Interest is a good thing because it is the incentive that individual institutions use so you will let them borrow your money and then use for issuing loans. What that means in the most simple terms is that when you allow someone to use your money there has to be a reason for you to do so. If a friend comes to you and wants to borrow $1,000 you could lend them the money out of altruism but in reality most loans have an interest rate. The interest you will learn is the incentive for you to loan the money. If they agree to pay you 5% interest then that means after a month when they repay the $1,000 there will also be an additional $50. Now most individuals do not normally act as lenders for things like mortgage and automobile loans. But when you put your money in a bank most institutions will pay interest on the deposits as an incentive to get your business.

Initially most financial institutions such as banks and credit unions only offered interest on savings accounts and some high-end checking accounts. As more and more consumers became financially educated about various investment vehicles these institutions realized they could get more money from consumers by offering higher interest for different investments. Over time these institutions added investment tools such as money market accounts and certificates of deposit. A money market account is essentially a really fancy checking account that offers slightly higher interest. Certificates of deposit however can offer significantly higher interest because of the one factor that makes them less liquid which is a penalty if the certificate is canceled prior to its maturity date. So if a consumer has $10,000 in a savings account and decides to take $5,000 of that and purchase a 12 month certificate of deposit they will get a higher return on the CD but will pay a penalty if they cancel it prior to its maturing in 12 months.

For individuals with large cash balances it makes sense to move money around so they can earn more interest. One of these moves can entail creating an Individual Retirement Account or IRA which holds within it a money market account. If $100,000 is put into an IRA money market account then the interest which accumulates can grow tax-free until disbursement begins at age 65. This is an important concept because normally interest is taxed every year as earned income so you can have large amounts of tax-deferred interest accumulate over decades which can add up very quickly.

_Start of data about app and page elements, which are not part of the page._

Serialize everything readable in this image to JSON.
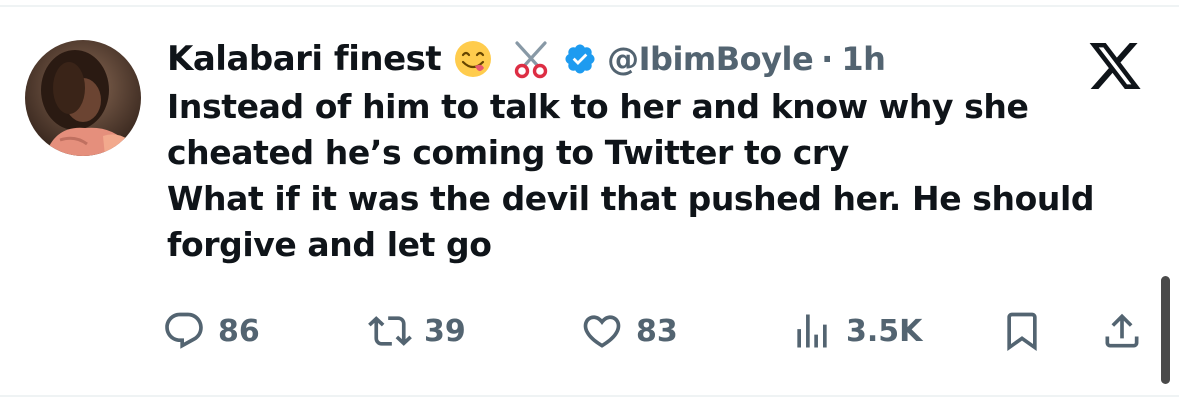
{
  "tweet": {
    "display_name": "Kalabari finest",
    "name_emojis": [
      "face-savoring-food-emoji",
      "scissors-emoji"
    ],
    "verified": true,
    "handle": "@IbimBoyle",
    "separator": "·",
    "timestamp": "1h",
    "text_lines": [
      "Instead of him to talk to her and know why she cheated he’s coming to Twitter to cry",
      "What if it was the devil that pushed her. He should forgive and let go"
    ]
  },
  "actions": {
    "replies": "86",
    "reposts": "39",
    "likes": "83",
    "views": "3.5K"
  },
  "icons": {
    "reply": "reply-icon",
    "repost": "repost-icon",
    "like": "heart-icon",
    "views": "views-icon",
    "bookmark": "bookmark-icon",
    "share": "share-icon",
    "brand": "x-logo-icon"
  },
  "colors": {
    "text": "#0f1419",
    "secondary": "#536471",
    "verified_blue": "#1d9bf0"
  }
}
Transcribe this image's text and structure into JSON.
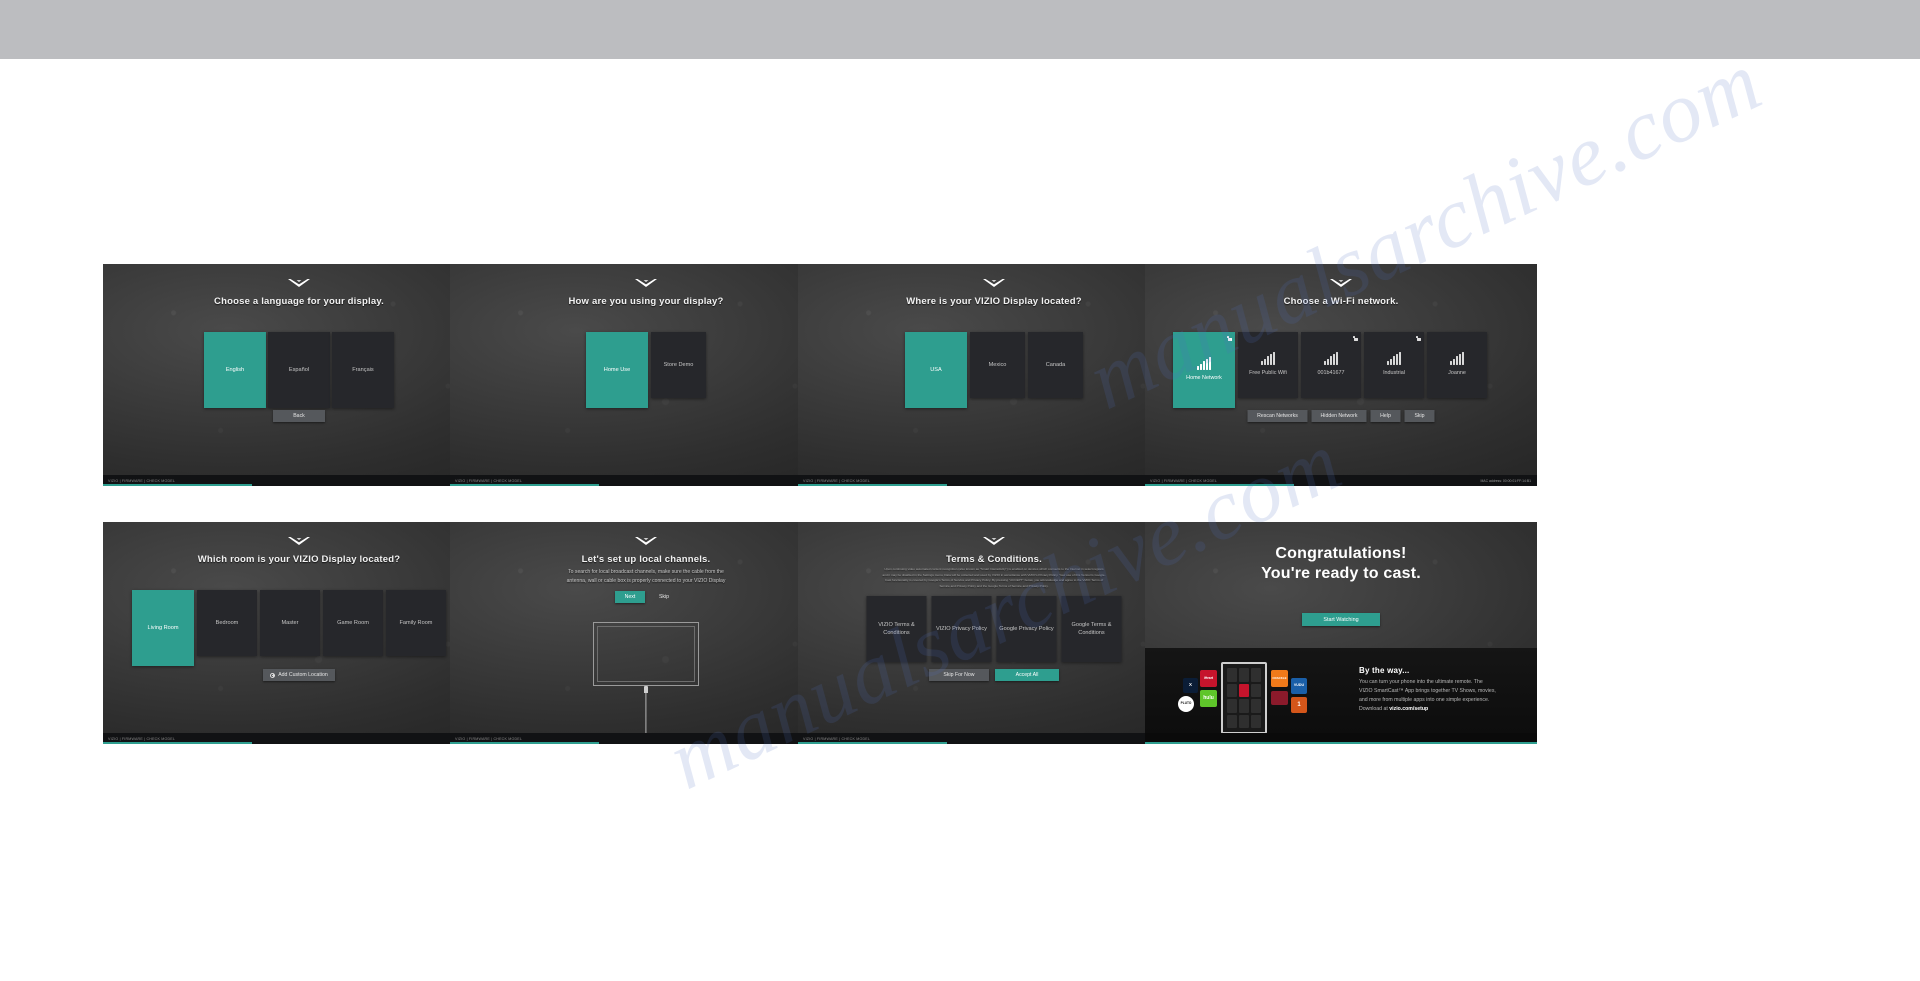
{
  "document": {
    "type": "manual-page-screenshot",
    "top_bar_color": "#bcbdc0",
    "watermark_text": "manualsarchive.com"
  },
  "theme": {
    "accent": "#2e9e8f",
    "tile_bg": "#26272b",
    "button_bg": "#55585c",
    "text_primary": "#ffffff",
    "text_secondary": "#c6c6c6"
  },
  "panels": [
    {
      "id": "language",
      "headline": "Choose a language for your display.",
      "tiles": [
        {
          "label": "English",
          "selected": true
        },
        {
          "label": "Español",
          "selected": false
        },
        {
          "label": "Français",
          "selected": false
        }
      ],
      "buttons": [
        {
          "label": "Back",
          "primary": false
        }
      ],
      "status": {
        "crumbs": "VIZIO  |  FIRMWARE  |  CHECK MODEL",
        "mac": "",
        "progress_pct": 38
      }
    },
    {
      "id": "usage",
      "headline": "How are you using your display?",
      "tiles": [
        {
          "label": "Home Use",
          "selected": true
        },
        {
          "label": "Store Demo",
          "selected": false
        }
      ],
      "buttons": [],
      "status": {
        "crumbs": "VIZIO  |  FIRMWARE  |  CHECK MODEL",
        "mac": "",
        "progress_pct": 38
      }
    },
    {
      "id": "country",
      "headline": "Where is your VIZIO Display located?",
      "tiles": [
        {
          "label": "USA",
          "selected": true
        },
        {
          "label": "Mexico",
          "selected": false
        },
        {
          "label": "Canada",
          "selected": false
        }
      ],
      "buttons": [],
      "status": {
        "crumbs": "VIZIO  |  FIRMWARE  |  CHECK MODEL",
        "mac": "",
        "progress_pct": 38
      }
    },
    {
      "id": "wifi",
      "headline": "Choose a Wi-Fi network.",
      "networks": [
        {
          "label": "Home Network",
          "selected": true,
          "locked": true
        },
        {
          "label": "Free Public Wifi",
          "selected": false,
          "locked": false
        },
        {
          "label": "001b41677",
          "selected": false,
          "locked": true
        },
        {
          "label": "Industrial",
          "selected": false,
          "locked": true
        },
        {
          "label": "Joanne",
          "selected": false,
          "locked": false
        }
      ],
      "buttons": [
        {
          "label": "Rescan Networks",
          "primary": false
        },
        {
          "label": "Hidden Network",
          "primary": false
        },
        {
          "label": "Help",
          "primary": false
        },
        {
          "label": "Skip",
          "primary": false
        }
      ],
      "status": {
        "crumbs": "VIZIO  |  FIRMWARE  |  CHECK MODEL",
        "mac": "MAC address: 00:00:01:FF:14:B1",
        "progress_pct": 38
      }
    },
    {
      "id": "room",
      "headline": "Which room is your VIZIO Display located?",
      "tiles": [
        {
          "label": "Living Room",
          "selected": true
        },
        {
          "label": "Bedroom",
          "selected": false
        },
        {
          "label": "Master",
          "selected": false
        },
        {
          "label": "Game Room",
          "selected": false
        },
        {
          "label": "Family Room",
          "selected": false
        }
      ],
      "buttons": [
        {
          "label": "Add Custom Location",
          "primary": false,
          "icon": "plus-circle-icon"
        }
      ],
      "status": {
        "crumbs": "VIZIO  |  FIRMWARE  |  CHECK MODEL",
        "mac": "",
        "progress_pct": 38
      }
    },
    {
      "id": "channels",
      "headline": "Let's set up local channels.",
      "subtext_line1": "To search for local broadcast channels, make sure the cable from the",
      "subtext_line2": "antenna, wall or cable box is properly connected to your VIZIO Display",
      "buttons": [
        {
          "label": "Next",
          "primary": true
        },
        {
          "label": "Skip",
          "primary": false
        }
      ],
      "status": {
        "crumbs": "VIZIO  |  FIRMWARE  |  CHECK MODEL",
        "mac": "",
        "progress_pct": 38
      }
    },
    {
      "id": "terms",
      "headline": "Terms & Conditions.",
      "legal_lines": [
        "Upon continuing video automated content recognition (also known as \"Smart Interactivity\") is enabled on devices which connects to the Internet in select regions",
        "and it may be disabled in the Settings menu. Data will be collected and used by VIZIO in accordance with VIZIO's Privacy Policy. Your use of this Version's Google-",
        "Cast functionality is covered by Google's Terms of Service and Privacy Policy. By pressing \"ACCEPT\" below, you acknowledge and agree to the VIZIO Terms of",
        "Service and Privacy Policy and the Google Terms of Service and Privacy Policy."
      ],
      "tiles": [
        {
          "label": "VIZIO Terms & Conditions",
          "selected": false
        },
        {
          "label": "VIZIO Privacy Policy",
          "selected": false
        },
        {
          "label": "Google Privacy Policy",
          "selected": false
        },
        {
          "label": "Google Terms & Conditions",
          "selected": false
        }
      ],
      "buttons": [
        {
          "label": "Skip For Now",
          "primary": false
        },
        {
          "label": "Accept All",
          "primary": true
        }
      ],
      "status": {
        "crumbs": "VIZIO  |  FIRMWARE  |  CHECK MODEL",
        "mac": "",
        "progress_pct": 38
      }
    },
    {
      "id": "done",
      "headline_line1": "Congratulations!",
      "headline_line2": "You're ready to cast.",
      "buttons": [
        {
          "label": "Start Watching",
          "primary": true
        }
      ],
      "promo": {
        "title": "By the way...",
        "lines": [
          "You can turn your phone into the ultimate remote. The",
          "VIZIO SmartCast™ App brings together TV Shows, movies,",
          "and more from multiple apps into one simple experience."
        ],
        "download_prefix": "Download at ",
        "download_link": "vizio.com/setup"
      },
      "app_icons": [
        {
          "name": "xfinity-app-icon",
          "label": "X",
          "bg": "#0b1d36",
          "fg": "#ffffff"
        },
        {
          "name": "pluto-tv-app-icon",
          "label": "PLUTO",
          "bg": "#ffffff",
          "fg": "#111111"
        },
        {
          "name": "iheart-app-icon",
          "label": "iHeart",
          "bg": "#c6142c",
          "fg": "#ffffff"
        },
        {
          "name": "hulu-app-icon",
          "label": "hulu",
          "bg": "#5ec52a",
          "fg": "#ffffff"
        },
        {
          "name": "crackle-app-icon",
          "label": "CRACKLE",
          "bg": "#f07a1a",
          "fg": "#ffffff"
        },
        {
          "name": "vudu-app-icon",
          "label": "VUDU",
          "bg": "#1a5fa8",
          "fg": "#ffffff"
        },
        {
          "name": "redbull-app-icon",
          "label": "",
          "bg": "#8b1a2b",
          "fg": "#ffffff"
        },
        {
          "name": "nbc-one-app-icon",
          "label": "1",
          "bg": "#d4561a",
          "fg": "#ffffff"
        }
      ],
      "status": {
        "crumbs": "",
        "mac": "",
        "progress_pct": 100
      }
    }
  ]
}
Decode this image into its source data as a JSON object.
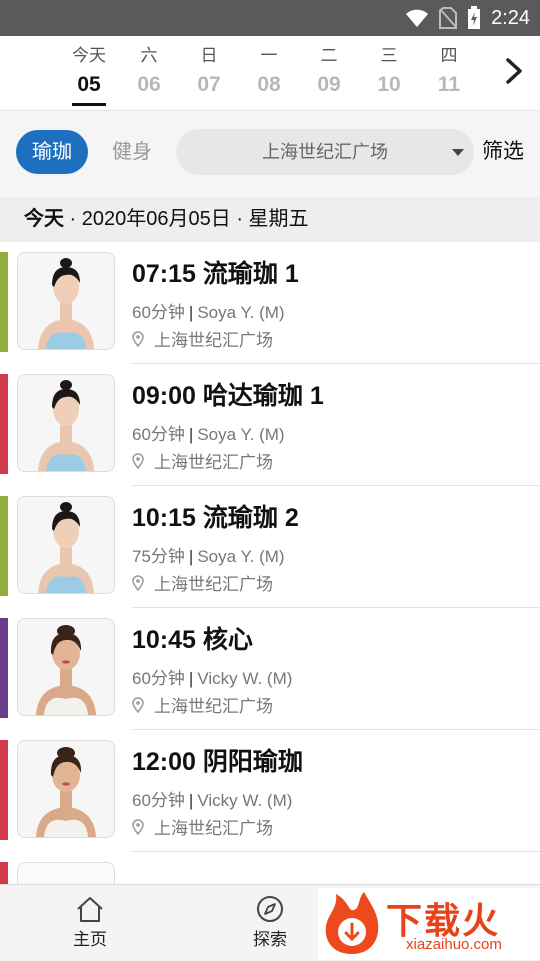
{
  "status_bar": {
    "time": "2:24"
  },
  "date_strip": {
    "days": [
      {
        "weekday": "今天",
        "date": "05",
        "active": true
      },
      {
        "weekday": "六",
        "date": "06"
      },
      {
        "weekday": "日",
        "date": "07"
      },
      {
        "weekday": "一",
        "date": "08"
      },
      {
        "weekday": "二",
        "date": "09"
      },
      {
        "weekday": "三",
        "date": "10"
      },
      {
        "weekday": "四",
        "date": "11"
      }
    ]
  },
  "filters": {
    "category_yoga": "瑜珈",
    "category_fitness": "健身",
    "location_selected": "上海世纪汇广场",
    "filter_label": "筛选"
  },
  "date_header": {
    "today": "今天",
    "rest": " · 2020年06月05日 · 星期五"
  },
  "classes": [
    {
      "time_title": "07:15 流瑜珈 1",
      "duration": "60分钟",
      "instructor": "Soya Y. (M)",
      "location": "上海世纪汇广场",
      "color": "#8fae3a"
    },
    {
      "time_title": "09:00 哈达瑜珈 1",
      "duration": "60分钟",
      "instructor": "Soya Y. (M)",
      "location": "上海世纪汇广场",
      "color": "#d2394b"
    },
    {
      "time_title": "10:15 流瑜珈 2",
      "duration": "75分钟",
      "instructor": "Soya Y. (M)",
      "location": "上海世纪汇广场",
      "color": "#8fae3a"
    },
    {
      "time_title": "10:45 核心",
      "duration": "60分钟",
      "instructor": "Vicky W. (M)",
      "location": "上海世纪汇广场",
      "color": "#6a3d8a"
    },
    {
      "time_title": "12:00 阴阳瑜珈",
      "duration": "60分钟",
      "instructor": "Vicky W. (M)",
      "location": "上海世纪汇广场",
      "color": "#d2394b"
    }
  ],
  "bottom_nav": {
    "home": "主页",
    "explore": "探索"
  },
  "watermark": {
    "brand": "下载火",
    "url": "xiazaihuo.com"
  },
  "colors": {
    "accent": "#1f6fbf"
  }
}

As you can see interest is a very good thing for individuals because without this incentive you might as well keep your money in a bundle under your mattress. The reason why banks and credit unions pay interest is because they make money on the difference between what they pay to account holders and what they charge for mortgage and automobile loans. It would be nice to get a bigger cut of the money they make from these various loans but since accounts are FDIC insured bank holders assume no risk in the loans extended to others. As with all investments in life there is a strong risk to reward correlation and if account holders want more interest than what is offered on a savings account they would need to make different investment decisions and purchase stocks and bonds or precious metals and real estate. At a minimum though it's nice to know that the cash you have in a savings account is doing something even if it doesn't seem like it's doing very much.